[Guess's pseudonymous attempt to quit smoking was intimately chronicled over the course of four weeks last year on the Internet.]
The attention when the clips went live last September was crazy. I didn't know it would be that big. On the Metro, I was reading the Express paper. Suddenly I saw my face on the back. I looked up, and everyone on the train was holding up that paper. I saw dozens of myself. My mouth dropped open. I was afraid they'd recognize me, so I dropped my head. Just last week I was at a grocery store in Loudoun County, and a girl came up and said, "You're Mary!" She recognized me and was concerned: "How are you? Did you marry your fiance? Did you stay off cigarettes?" All year I've felt like when I told people I'd relapsed [in January], they'd be angry, like "How could you!" It's humiliating. But, 100 percent, they've been very supportive.

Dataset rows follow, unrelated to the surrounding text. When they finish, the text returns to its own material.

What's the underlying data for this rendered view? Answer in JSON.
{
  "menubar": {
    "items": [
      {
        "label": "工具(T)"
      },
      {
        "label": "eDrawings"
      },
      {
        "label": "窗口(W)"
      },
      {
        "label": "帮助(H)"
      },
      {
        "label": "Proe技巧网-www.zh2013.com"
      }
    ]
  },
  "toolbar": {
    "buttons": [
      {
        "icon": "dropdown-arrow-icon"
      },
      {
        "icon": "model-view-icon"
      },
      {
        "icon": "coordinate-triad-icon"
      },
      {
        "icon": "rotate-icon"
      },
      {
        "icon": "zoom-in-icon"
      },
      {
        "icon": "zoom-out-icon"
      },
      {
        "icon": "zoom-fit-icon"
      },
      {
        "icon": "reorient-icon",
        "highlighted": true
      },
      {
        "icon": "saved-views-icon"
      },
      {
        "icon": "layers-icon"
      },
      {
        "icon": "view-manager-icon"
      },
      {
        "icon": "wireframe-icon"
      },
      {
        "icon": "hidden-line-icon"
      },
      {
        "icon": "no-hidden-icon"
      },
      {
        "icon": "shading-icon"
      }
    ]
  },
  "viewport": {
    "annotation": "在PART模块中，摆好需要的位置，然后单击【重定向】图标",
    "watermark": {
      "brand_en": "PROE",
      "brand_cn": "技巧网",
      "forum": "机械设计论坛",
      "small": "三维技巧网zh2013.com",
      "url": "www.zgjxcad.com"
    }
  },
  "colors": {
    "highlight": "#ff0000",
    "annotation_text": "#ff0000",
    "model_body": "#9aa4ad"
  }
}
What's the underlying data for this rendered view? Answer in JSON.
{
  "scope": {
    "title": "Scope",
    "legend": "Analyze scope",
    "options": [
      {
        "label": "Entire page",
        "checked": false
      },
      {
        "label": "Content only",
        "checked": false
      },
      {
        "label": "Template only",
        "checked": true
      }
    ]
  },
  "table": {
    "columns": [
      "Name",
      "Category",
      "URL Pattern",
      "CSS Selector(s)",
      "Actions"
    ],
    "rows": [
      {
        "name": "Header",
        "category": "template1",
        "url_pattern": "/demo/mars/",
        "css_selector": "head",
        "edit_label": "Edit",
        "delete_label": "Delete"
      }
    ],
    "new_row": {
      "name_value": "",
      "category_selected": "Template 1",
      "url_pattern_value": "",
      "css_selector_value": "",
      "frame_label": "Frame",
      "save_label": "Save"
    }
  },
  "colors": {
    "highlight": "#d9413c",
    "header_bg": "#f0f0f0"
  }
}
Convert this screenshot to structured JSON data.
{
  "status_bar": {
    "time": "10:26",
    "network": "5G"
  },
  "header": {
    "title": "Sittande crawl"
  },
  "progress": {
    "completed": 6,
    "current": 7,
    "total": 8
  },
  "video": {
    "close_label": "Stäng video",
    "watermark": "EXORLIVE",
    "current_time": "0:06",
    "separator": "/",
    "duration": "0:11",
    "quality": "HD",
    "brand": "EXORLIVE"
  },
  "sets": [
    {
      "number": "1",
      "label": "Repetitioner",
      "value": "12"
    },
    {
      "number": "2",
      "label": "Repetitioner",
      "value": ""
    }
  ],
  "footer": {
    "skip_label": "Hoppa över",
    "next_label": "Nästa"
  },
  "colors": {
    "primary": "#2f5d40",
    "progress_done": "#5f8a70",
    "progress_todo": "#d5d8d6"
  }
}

I smoked in Germantown. I could not smoke in D.C.! Not at work, not after all those pictures of me outside the office -- I'd feel like I was a horrible person. No way. There's so many people at work who quit because of me. I was honest if they asked, but to see me? No. It would be almost like I was showing that smoking is okay after all.
In May I really quit again. My husband, he's happy [my smoking is] over again. I think I smell better to him, too. I could tell this year he was thinking, "Is this ever going to end?" I was hoping he wouldn't lose faith in me -- because I was losing faith in me. But now I'm pregnant. When my home pregnancy test came back, it made me want to run out and have a cigarette. Totally stressed. Now I'm still stressed, but I want food more than a cigarette.
-- Interview by Ellen Ryan